Computed tomography angiography (CTA) of the thoracic and abdominal aorta revealed an aortic dissection of the ascending aorta, with a dissection flap starting from the aortic root/aortic annulus (yellow arrows), extending into the aortic arch (light blue arrowhead) and involving the left common carotid artery (purple arrow), left subclavian artery (pink arrow), extending to the descending aorta (red arrows), and into the bilateral iliacs (green arrows). The true lumen (red star) and false lumen (blue star) created by the dissection flap can best be seen in the axial views.
At the time of presentation to the ED, laboratory results were significant for leukocytosis to 11.8 x 109 white blood cells/L and a partial pressure of carbon dioxide of 52 mmHg on venous blood gas. Computed tomography (CT) of the soft tissue of the neck with contrast showed edematous swelling of the epiglottis and aryepiglottic fold with internal foci of gas (blue arrow) and partial effacement of the laryngopharyngeal airway and scattered cervical lymph nodes bilaterally (Figure 1). Findings were consistent with epiglottitis containing nonspecific air. Additionally, the pathognomonic “thumbprint sign” (yellow arrow) was found on lateral x-ray of the neck (Figure 2). The CT findings as shown in figure 3 illustrate lateral view of the swelling of the epiglottis, gas, and blockage of the airway.
ABSTRACT: A 39-year-old previously healthy male presented with three days of right eye pressure and one day of binocular diplopia. He denied history of trauma, headache, or other neurological complaints. He had normal visual acuity, normal intraocular pressure, intact convergence, and no afferent pupillary defect. His neurologic examination was non-focal except for an inability to adduct the right eye past midline

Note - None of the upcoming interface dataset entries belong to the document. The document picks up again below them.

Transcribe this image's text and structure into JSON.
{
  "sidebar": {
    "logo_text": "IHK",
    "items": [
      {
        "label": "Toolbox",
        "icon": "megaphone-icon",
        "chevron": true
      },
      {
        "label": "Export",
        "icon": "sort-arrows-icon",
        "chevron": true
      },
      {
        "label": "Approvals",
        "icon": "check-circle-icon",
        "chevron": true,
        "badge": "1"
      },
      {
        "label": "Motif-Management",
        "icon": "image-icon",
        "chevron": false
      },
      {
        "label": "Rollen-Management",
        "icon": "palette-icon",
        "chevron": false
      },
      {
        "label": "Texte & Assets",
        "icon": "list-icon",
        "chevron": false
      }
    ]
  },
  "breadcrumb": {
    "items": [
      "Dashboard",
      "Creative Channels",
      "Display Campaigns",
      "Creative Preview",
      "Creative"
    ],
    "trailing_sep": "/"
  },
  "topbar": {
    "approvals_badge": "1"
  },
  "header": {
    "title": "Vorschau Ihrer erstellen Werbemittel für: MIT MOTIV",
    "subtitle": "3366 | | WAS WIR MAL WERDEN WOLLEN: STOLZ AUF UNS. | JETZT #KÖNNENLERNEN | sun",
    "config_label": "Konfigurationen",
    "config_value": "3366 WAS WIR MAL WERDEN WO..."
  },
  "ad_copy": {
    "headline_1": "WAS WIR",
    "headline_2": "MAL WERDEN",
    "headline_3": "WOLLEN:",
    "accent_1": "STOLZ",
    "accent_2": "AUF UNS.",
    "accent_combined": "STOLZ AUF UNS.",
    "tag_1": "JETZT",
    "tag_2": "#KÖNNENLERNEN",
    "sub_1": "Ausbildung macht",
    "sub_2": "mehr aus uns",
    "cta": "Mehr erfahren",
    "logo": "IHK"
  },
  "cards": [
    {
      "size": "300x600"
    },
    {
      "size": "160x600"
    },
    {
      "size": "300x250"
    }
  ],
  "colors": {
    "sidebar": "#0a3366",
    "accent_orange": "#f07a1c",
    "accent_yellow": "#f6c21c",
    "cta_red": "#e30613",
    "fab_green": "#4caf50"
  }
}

While still in the ED, MRI with and without gadolinium contrast of the brain, orbits, and cervical, thoracic and lumbar spine were obtained to evaluate for possible CNS lesions including encephalitis, myelitis, or demyelination. Imaging, however, demonstrated multiple unexpected findings: a T1 hypointense, T2 hyperintense and heterogeneously enhancing right adrenal mass measuring 2.7 x 2.1 x 3 cm (yellow asterisk) along with heterogenous enhancement at the clivus, C6, C7, T7, T8, T12, and L3 vertebral bodies (red asterisks). There were otherwise no significant intracranial signal or structural abnormalities and normal orbits.
Episodic tender, warm, erythematous swelling of the extremity experienced by this patient is typical of erythromelalgia. Erythematous streaking on the volar surface of the left forearm (red arrow) and tender, warm, erythematous blanching swelling was present on the palmar hand (yellow arrow). Most patients with erythromelalgia also have lower extremity involvement including the dorsum or sole of the foot and toes.1
Spontaneous Coronary Artery Dissection Causing Cardiac Arrest in a Post-Partum Patient – A Case ReportDOI: https://doi.org/10.21980/J8F947
A post-ROSC electrocardiogram revealed ST elevations in leads I, aVL, and V3-V6, with reciprocal ST depressions in leads II, III, and aVF. Initial troponin I level was 0.238 ng/mL and a bedside cardiac ultrasound revealed decreased motion of the anterior wall. Cardiology was consulted and the patient was immediately taken to the catheterization lab where she was found to have long and diffuse luminal narrowing of her distal left anterior descending artery (LAD) resulting in 70% stenosis, consistent with the angiographic appearance of an intramural hematoma caused by dissection (white arrows). No intervention was performed.